---------- Given information
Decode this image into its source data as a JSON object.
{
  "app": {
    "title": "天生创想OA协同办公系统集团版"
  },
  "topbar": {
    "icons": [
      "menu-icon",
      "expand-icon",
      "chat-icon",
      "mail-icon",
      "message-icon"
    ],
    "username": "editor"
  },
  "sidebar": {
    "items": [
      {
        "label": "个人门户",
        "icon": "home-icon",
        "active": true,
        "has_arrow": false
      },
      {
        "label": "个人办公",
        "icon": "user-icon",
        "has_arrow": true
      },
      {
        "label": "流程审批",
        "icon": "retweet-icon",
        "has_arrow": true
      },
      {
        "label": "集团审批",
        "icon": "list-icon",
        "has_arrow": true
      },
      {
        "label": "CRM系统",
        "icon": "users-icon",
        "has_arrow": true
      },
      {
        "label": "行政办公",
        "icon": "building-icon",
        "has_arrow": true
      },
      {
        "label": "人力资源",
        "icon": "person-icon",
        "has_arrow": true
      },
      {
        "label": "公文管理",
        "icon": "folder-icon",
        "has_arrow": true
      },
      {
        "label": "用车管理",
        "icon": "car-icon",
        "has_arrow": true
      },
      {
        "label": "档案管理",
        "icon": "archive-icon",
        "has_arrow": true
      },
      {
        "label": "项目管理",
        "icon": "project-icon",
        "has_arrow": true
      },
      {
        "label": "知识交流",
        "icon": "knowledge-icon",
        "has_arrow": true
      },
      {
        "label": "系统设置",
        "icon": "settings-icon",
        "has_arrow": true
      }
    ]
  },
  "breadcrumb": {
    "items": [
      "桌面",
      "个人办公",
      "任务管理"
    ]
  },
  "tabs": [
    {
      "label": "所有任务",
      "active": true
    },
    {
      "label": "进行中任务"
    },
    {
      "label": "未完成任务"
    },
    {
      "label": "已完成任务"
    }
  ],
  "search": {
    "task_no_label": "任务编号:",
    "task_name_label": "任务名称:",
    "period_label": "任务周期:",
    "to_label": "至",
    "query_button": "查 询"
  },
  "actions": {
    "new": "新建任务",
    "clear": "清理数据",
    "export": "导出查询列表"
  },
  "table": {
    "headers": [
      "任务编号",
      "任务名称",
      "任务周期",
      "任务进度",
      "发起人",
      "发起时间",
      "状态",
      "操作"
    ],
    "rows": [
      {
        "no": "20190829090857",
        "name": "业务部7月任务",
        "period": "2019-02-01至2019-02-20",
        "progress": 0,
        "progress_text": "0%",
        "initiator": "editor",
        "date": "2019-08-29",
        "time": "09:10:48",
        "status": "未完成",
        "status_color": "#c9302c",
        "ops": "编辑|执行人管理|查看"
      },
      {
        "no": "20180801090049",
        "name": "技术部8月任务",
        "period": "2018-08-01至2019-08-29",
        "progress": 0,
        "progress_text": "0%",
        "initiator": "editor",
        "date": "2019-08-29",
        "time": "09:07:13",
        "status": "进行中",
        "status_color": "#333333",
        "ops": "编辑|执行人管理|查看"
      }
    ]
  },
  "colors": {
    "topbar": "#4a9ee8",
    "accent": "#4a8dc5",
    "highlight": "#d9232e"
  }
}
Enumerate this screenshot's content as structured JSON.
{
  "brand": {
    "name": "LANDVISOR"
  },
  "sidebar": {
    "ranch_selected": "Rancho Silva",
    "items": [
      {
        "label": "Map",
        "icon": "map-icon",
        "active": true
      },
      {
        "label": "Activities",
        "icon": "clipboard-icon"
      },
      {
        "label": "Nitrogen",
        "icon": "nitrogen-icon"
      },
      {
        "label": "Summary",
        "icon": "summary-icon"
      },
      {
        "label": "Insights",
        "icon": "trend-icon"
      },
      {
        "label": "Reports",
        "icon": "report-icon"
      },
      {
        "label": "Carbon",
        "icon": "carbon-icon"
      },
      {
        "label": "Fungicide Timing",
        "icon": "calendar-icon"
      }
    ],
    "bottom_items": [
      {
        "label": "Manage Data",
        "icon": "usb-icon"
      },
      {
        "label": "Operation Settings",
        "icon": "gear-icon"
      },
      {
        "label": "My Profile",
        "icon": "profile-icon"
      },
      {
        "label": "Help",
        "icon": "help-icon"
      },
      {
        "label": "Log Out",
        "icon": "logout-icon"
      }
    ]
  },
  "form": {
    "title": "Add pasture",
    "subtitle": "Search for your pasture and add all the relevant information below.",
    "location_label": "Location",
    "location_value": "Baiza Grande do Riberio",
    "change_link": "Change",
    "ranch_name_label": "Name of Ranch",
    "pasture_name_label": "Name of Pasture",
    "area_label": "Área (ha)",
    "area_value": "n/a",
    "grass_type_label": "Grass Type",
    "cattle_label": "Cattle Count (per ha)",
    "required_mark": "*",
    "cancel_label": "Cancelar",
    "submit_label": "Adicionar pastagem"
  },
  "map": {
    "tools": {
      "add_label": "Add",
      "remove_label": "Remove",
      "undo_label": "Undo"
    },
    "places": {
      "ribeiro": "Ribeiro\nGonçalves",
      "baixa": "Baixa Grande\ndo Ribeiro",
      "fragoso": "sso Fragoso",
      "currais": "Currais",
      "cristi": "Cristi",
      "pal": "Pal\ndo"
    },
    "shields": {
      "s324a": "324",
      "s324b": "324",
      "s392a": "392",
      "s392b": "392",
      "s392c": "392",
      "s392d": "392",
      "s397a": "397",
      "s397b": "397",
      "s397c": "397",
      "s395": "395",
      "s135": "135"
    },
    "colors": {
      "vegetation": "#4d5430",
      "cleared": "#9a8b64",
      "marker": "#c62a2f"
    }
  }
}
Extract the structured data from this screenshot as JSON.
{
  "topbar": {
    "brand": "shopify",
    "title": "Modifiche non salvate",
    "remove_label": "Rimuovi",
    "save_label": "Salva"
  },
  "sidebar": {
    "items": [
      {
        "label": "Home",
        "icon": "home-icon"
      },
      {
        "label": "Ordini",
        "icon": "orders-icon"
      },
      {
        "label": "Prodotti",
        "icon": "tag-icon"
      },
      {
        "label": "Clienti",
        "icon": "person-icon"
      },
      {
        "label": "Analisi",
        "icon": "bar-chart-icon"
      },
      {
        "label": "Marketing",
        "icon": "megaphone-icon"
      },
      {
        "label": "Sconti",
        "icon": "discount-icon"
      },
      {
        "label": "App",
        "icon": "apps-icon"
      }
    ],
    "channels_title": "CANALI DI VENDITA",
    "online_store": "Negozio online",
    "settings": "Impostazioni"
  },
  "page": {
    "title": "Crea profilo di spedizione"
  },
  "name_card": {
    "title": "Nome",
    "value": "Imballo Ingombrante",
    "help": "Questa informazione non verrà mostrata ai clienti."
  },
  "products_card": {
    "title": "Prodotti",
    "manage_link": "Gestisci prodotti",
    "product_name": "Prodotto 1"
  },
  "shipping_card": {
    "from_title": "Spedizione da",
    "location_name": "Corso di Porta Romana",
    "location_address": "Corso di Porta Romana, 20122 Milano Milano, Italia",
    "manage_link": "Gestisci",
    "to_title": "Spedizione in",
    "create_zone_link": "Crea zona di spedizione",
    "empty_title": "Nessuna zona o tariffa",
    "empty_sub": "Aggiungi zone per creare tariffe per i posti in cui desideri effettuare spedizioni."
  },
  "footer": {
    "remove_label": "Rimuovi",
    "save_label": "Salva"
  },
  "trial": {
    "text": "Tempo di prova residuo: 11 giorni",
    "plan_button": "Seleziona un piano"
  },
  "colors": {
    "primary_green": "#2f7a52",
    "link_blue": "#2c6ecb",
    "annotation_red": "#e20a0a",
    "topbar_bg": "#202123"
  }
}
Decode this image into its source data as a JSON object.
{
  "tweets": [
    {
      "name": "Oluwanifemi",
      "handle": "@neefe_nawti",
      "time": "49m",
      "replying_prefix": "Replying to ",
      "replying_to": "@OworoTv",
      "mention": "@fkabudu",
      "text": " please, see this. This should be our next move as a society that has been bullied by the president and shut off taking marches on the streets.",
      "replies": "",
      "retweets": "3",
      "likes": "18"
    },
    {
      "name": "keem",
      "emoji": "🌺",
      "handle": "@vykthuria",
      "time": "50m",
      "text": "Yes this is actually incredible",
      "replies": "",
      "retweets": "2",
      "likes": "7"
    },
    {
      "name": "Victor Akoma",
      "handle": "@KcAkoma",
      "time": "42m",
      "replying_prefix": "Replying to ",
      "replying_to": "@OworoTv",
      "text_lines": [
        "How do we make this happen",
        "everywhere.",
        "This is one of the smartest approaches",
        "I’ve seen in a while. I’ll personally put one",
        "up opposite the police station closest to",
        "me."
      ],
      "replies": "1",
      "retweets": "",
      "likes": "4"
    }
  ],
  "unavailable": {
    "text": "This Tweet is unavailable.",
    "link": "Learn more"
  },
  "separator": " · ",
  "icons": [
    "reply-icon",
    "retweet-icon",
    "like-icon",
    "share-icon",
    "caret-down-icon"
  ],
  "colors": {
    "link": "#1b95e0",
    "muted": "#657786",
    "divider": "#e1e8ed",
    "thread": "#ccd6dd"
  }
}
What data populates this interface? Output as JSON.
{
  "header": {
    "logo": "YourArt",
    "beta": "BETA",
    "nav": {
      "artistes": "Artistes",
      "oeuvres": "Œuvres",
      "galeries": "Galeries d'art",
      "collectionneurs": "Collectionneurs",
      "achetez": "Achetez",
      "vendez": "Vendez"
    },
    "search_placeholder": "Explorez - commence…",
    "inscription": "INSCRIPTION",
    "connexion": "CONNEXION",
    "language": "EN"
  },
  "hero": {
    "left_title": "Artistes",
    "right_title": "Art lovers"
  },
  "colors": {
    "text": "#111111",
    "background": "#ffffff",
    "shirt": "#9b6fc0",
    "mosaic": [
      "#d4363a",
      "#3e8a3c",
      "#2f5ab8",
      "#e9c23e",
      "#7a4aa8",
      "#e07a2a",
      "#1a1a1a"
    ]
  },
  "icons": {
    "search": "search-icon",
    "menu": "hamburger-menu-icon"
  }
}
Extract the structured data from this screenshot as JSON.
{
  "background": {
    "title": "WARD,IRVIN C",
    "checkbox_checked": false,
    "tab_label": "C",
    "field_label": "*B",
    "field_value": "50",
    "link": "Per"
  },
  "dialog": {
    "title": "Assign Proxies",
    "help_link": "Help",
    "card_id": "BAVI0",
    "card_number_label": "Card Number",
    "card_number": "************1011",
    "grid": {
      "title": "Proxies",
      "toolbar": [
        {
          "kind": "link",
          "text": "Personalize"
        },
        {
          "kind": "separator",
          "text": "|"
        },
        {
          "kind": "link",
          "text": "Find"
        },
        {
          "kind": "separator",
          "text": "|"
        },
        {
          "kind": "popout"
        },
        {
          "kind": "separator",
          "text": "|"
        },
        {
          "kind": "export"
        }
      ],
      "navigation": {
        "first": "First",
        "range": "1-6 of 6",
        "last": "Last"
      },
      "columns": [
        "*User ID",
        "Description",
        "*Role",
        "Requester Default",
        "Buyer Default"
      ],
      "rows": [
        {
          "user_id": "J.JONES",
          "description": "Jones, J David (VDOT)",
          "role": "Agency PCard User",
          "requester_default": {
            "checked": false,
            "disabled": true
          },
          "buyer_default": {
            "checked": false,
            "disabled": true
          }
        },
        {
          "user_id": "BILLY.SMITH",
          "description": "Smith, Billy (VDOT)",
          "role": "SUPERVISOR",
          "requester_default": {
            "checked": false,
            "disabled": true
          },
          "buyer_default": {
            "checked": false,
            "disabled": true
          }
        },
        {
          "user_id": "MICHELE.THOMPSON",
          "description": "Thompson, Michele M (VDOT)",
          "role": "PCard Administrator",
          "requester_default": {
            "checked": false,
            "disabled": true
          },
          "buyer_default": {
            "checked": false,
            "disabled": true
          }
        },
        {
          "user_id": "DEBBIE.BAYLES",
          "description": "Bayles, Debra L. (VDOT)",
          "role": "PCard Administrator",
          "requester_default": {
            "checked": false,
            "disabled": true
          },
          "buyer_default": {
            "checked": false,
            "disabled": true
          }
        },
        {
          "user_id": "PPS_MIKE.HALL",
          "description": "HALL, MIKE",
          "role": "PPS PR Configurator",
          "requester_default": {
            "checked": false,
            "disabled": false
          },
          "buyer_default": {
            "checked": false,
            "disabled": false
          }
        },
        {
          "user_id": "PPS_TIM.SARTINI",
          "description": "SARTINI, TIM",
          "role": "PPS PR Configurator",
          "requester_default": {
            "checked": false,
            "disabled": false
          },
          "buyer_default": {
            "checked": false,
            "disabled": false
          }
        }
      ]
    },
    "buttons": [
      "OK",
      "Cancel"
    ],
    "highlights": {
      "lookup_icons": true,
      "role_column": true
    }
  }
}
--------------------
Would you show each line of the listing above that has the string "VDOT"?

          "description": "Jones, J David (VDOT)",
          "description": "Smith, Billy (VDOT)",
          "description": "Thompson, Michele M (VDOT)",
          "description": "Bayles, Debra L. (VDOT)",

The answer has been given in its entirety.